SYDNEY (Reuters) - The US dollar hovered at one-week highs early on Thursday, having enjoyed another leg up after two influential Federal Reserve officials kept alive expectations for a hike in interest rates sometime this year.
New York Fed President William Dudley and Fed Governor Jerome Powell on Wednesday sketched out scenarios in which the central bank could make an initial move earlier than many now expect and then proceed in a slow and gradual manner on further rate increases.
Yet, minutes of the Fed's March meeting showed there was a wide divergence of views among policymakers, suggesting no consensus on the timing of a move.
"The final arbiter will be the data, recent data argued for delayed rate lift-off. A June 18 rate lift-off is now being priced as quite a slim chance," said David de Garis, senior economist at NAB.

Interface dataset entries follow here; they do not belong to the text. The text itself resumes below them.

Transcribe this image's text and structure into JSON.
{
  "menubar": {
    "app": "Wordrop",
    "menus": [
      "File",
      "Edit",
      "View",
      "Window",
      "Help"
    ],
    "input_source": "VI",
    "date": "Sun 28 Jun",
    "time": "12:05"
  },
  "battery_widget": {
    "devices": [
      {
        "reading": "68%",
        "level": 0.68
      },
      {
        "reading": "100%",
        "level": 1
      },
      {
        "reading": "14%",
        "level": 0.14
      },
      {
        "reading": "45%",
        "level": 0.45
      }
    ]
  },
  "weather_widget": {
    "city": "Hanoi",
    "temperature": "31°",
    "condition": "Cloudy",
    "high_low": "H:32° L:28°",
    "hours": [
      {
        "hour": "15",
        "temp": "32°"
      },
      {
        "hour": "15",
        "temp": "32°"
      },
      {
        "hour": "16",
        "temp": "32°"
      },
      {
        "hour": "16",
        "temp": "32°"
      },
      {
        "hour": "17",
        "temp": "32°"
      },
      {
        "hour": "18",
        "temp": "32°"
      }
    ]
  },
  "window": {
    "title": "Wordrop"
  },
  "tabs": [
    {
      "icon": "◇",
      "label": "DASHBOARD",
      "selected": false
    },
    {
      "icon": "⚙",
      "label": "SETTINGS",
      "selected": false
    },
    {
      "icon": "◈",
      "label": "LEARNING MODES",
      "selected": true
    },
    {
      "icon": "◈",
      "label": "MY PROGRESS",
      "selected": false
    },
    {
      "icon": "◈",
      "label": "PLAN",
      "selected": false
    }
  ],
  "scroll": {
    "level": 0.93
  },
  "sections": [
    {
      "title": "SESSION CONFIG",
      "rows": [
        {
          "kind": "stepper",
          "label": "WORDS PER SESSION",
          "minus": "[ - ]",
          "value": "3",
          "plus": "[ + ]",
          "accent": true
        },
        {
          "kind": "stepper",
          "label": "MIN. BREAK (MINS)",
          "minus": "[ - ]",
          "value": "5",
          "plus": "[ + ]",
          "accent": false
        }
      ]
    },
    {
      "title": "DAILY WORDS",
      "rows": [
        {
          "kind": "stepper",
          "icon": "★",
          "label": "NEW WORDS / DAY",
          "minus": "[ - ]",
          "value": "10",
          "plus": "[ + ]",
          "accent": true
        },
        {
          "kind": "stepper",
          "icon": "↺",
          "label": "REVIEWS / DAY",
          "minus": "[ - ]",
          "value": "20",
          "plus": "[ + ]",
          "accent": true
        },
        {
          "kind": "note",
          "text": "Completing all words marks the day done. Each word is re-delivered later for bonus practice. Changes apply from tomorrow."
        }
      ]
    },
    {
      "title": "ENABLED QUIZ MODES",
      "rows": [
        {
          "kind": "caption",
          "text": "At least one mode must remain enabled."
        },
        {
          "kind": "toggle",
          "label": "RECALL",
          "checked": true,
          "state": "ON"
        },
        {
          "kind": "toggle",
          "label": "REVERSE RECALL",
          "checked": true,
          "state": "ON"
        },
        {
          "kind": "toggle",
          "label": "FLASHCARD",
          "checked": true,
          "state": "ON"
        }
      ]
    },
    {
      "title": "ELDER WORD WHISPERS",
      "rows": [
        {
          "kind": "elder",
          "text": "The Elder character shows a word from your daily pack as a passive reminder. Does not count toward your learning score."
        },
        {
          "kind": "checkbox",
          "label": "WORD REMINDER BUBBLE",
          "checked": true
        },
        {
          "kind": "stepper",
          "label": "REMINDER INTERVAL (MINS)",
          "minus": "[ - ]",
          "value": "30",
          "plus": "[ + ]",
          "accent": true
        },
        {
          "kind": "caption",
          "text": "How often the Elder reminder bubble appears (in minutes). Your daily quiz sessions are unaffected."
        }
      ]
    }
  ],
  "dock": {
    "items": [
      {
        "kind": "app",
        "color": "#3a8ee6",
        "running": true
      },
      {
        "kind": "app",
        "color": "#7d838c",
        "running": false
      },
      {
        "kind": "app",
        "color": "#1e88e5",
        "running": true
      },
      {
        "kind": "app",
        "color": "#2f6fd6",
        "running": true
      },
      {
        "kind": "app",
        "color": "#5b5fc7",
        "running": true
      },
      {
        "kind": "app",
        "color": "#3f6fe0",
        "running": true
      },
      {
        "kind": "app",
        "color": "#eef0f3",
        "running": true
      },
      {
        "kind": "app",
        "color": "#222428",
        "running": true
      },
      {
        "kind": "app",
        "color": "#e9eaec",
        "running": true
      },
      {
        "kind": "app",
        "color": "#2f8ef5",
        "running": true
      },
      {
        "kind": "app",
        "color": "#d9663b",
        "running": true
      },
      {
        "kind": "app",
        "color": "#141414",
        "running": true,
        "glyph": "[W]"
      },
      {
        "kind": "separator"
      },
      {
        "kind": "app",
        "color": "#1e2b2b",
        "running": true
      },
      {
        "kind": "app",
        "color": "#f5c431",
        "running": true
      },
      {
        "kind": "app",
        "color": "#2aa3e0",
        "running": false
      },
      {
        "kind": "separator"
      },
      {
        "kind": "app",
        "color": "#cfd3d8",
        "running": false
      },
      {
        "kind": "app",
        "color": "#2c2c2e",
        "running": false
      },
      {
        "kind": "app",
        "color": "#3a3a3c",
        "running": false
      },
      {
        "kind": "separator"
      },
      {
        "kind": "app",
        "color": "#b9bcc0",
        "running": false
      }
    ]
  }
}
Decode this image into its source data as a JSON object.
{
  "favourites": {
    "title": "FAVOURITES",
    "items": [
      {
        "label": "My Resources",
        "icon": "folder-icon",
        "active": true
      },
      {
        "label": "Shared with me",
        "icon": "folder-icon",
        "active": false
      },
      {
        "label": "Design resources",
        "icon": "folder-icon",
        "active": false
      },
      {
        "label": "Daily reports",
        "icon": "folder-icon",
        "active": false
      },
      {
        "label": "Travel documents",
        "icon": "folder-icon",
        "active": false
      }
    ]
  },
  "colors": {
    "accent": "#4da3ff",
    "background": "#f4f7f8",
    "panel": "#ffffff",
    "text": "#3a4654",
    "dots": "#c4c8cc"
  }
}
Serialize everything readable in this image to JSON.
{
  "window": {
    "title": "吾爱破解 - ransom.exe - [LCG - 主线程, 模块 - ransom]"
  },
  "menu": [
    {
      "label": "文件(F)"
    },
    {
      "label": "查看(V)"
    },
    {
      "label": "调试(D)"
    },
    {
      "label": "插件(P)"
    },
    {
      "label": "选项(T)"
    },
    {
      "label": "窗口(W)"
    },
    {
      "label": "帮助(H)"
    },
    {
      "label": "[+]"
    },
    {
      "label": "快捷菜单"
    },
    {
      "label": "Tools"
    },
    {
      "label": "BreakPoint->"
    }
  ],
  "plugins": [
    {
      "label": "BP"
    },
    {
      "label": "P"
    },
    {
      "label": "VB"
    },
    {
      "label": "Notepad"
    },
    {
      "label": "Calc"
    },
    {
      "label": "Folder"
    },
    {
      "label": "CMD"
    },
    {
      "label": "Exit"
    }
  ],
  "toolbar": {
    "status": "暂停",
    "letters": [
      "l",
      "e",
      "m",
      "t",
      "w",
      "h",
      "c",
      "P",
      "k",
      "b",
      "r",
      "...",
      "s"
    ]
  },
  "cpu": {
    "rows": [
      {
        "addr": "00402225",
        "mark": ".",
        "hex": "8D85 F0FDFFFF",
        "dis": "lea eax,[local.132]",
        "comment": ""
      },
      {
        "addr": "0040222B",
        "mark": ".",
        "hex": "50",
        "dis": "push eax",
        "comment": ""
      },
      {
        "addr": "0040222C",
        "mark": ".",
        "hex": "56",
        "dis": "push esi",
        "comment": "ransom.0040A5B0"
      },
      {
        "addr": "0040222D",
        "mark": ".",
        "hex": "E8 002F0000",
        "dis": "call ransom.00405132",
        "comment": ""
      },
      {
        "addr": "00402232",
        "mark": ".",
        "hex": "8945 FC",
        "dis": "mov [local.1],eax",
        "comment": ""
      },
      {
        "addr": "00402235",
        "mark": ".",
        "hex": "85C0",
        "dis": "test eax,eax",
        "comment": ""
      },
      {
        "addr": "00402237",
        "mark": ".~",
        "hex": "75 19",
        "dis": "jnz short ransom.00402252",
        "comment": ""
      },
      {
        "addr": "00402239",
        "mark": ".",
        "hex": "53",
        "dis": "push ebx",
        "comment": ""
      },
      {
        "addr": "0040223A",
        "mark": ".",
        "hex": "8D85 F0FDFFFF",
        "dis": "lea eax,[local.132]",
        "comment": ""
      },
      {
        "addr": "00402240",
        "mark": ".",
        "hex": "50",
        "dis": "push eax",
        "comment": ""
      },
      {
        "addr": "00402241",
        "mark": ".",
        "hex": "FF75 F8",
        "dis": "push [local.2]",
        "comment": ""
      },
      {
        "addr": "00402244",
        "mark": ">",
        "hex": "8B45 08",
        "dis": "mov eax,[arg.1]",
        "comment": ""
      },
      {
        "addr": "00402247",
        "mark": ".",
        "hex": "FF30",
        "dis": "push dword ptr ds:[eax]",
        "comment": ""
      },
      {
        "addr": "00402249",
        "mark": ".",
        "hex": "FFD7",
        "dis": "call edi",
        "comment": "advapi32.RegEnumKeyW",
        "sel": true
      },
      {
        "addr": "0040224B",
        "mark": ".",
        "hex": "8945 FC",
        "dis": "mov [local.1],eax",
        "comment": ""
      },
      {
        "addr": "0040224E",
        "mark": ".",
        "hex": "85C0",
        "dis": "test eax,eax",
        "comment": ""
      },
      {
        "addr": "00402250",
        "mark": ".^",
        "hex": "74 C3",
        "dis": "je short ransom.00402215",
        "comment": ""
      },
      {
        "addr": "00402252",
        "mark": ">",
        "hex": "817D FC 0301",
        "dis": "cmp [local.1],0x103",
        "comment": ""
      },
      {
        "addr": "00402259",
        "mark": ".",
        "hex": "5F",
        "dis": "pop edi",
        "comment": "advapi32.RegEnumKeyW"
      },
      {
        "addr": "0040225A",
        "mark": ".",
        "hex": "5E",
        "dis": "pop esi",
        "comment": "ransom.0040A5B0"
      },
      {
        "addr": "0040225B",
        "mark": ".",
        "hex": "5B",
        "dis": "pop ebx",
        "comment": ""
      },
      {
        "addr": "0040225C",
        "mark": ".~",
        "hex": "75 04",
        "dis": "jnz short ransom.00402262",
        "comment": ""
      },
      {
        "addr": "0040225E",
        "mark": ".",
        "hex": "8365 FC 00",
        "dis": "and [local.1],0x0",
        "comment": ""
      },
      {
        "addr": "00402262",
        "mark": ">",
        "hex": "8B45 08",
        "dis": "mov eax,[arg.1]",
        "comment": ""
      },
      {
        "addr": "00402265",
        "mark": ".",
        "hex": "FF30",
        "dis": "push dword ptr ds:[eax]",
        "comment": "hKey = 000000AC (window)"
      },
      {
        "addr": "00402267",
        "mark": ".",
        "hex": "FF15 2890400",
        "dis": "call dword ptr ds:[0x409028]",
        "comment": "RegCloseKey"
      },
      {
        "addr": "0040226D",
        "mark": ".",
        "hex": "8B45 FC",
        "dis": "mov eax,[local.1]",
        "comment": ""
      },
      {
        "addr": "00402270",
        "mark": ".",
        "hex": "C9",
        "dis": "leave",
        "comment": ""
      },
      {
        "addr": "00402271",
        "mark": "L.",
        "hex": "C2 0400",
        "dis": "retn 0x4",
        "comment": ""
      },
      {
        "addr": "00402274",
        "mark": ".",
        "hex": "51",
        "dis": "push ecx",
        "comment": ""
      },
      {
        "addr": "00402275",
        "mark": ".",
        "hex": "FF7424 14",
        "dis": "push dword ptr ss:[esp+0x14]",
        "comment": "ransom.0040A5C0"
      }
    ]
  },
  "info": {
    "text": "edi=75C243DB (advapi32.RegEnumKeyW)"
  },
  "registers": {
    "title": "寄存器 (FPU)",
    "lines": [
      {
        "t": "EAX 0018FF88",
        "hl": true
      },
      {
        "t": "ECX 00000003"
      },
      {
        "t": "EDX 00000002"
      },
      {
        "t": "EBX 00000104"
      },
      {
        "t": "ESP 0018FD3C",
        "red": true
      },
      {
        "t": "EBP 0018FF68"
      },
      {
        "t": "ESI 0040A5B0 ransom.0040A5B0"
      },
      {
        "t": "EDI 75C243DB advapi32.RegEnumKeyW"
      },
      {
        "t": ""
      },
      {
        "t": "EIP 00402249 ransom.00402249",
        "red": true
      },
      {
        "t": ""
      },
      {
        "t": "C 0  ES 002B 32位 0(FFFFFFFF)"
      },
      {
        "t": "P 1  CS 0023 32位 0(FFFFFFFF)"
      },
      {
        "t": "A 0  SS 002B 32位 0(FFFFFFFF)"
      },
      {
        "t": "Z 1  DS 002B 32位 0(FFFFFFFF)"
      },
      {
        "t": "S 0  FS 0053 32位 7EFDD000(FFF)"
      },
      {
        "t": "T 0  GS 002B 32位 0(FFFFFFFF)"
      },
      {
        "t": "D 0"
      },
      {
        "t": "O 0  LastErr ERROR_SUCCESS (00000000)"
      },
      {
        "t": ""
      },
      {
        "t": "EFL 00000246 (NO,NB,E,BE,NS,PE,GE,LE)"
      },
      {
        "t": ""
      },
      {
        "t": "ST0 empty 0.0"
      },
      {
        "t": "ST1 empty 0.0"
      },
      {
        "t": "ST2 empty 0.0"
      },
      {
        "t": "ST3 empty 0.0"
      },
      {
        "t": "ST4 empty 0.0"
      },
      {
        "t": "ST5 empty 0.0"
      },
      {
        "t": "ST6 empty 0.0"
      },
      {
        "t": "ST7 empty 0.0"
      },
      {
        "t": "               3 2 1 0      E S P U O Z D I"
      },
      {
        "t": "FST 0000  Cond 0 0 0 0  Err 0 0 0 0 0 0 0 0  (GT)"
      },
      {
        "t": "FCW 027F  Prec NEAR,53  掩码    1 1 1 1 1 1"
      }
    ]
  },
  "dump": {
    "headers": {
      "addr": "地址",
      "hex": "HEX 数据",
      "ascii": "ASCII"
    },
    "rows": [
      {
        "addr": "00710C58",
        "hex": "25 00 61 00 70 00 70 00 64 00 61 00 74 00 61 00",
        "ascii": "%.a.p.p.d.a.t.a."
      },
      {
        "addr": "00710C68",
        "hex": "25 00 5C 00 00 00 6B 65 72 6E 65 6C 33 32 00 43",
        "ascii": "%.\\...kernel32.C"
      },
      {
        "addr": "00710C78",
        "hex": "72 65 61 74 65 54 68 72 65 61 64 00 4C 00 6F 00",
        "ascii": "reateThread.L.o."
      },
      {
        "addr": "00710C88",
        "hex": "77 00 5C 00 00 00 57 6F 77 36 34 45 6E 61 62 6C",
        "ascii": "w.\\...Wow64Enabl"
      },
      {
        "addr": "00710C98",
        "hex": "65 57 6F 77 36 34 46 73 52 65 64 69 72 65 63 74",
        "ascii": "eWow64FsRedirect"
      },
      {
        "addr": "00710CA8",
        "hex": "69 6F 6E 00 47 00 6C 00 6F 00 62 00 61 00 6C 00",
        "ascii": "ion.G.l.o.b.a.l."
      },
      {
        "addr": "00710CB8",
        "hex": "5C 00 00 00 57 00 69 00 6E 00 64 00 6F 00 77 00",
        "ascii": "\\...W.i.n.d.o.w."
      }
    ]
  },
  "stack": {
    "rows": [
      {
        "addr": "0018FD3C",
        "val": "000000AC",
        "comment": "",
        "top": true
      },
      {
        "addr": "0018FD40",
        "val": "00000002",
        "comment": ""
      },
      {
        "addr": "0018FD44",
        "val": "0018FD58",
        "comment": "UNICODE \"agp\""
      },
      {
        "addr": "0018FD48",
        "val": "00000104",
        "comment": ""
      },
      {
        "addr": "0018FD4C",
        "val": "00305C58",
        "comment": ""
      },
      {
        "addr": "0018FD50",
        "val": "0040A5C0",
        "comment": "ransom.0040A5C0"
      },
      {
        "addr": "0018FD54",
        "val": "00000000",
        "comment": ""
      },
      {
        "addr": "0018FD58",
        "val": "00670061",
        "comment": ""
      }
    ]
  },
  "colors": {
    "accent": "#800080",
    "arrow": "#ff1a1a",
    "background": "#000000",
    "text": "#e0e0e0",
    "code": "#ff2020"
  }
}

Still, the chance of a hike at all this year is a stark contrast to Europe and Japan where quantitative easing has years to run. So dollar bulls took heart and bid up the dollar index to a one-week high of 98.197, further away from Monday's trough of 96.329. It last stood at 98.063.
The euro slipped to US$1.0784 and was now more than 2 per cent lower from this week's peak of US$1.1036 set on Monday.
Against the yen, the dollar popped back above 120.00 yen , having been as low as 119.65 on Wednesday. The euro traded at 129.58 yen, continuing to retreat from 131.30 set at the start of this week.
Among the commodity currencies, the Canadian dollar fared the poorest following a big fall in oil prices. The loonie fell as far as C$1.2559 per USD from C$1.2388 as oil prices slid 6 percent. It was last at C$1.2544.
In contrast, the Australian and New Zealand dollars merely pared gains versus the greenback. The Aussie traded at US$0.7689 , off Wednesday's session high of US$0.7727. Its kiwi peer slipped at US$0.7555, having lost a foothold above US$0.7600.
Trading in Asia is shaping up to be lacklustre amid a dearth of market-moving economic data. In Europe, German industrial production figures will take centre stage, followed by an interest rate decision from the Bank of England (BoE).
A Reuters poll published last week found an increasing number of economists expect the BoE will sit tight on interest rates until next year, as it waits for Britain's recovery to grow deeper roots and inflation to pick up.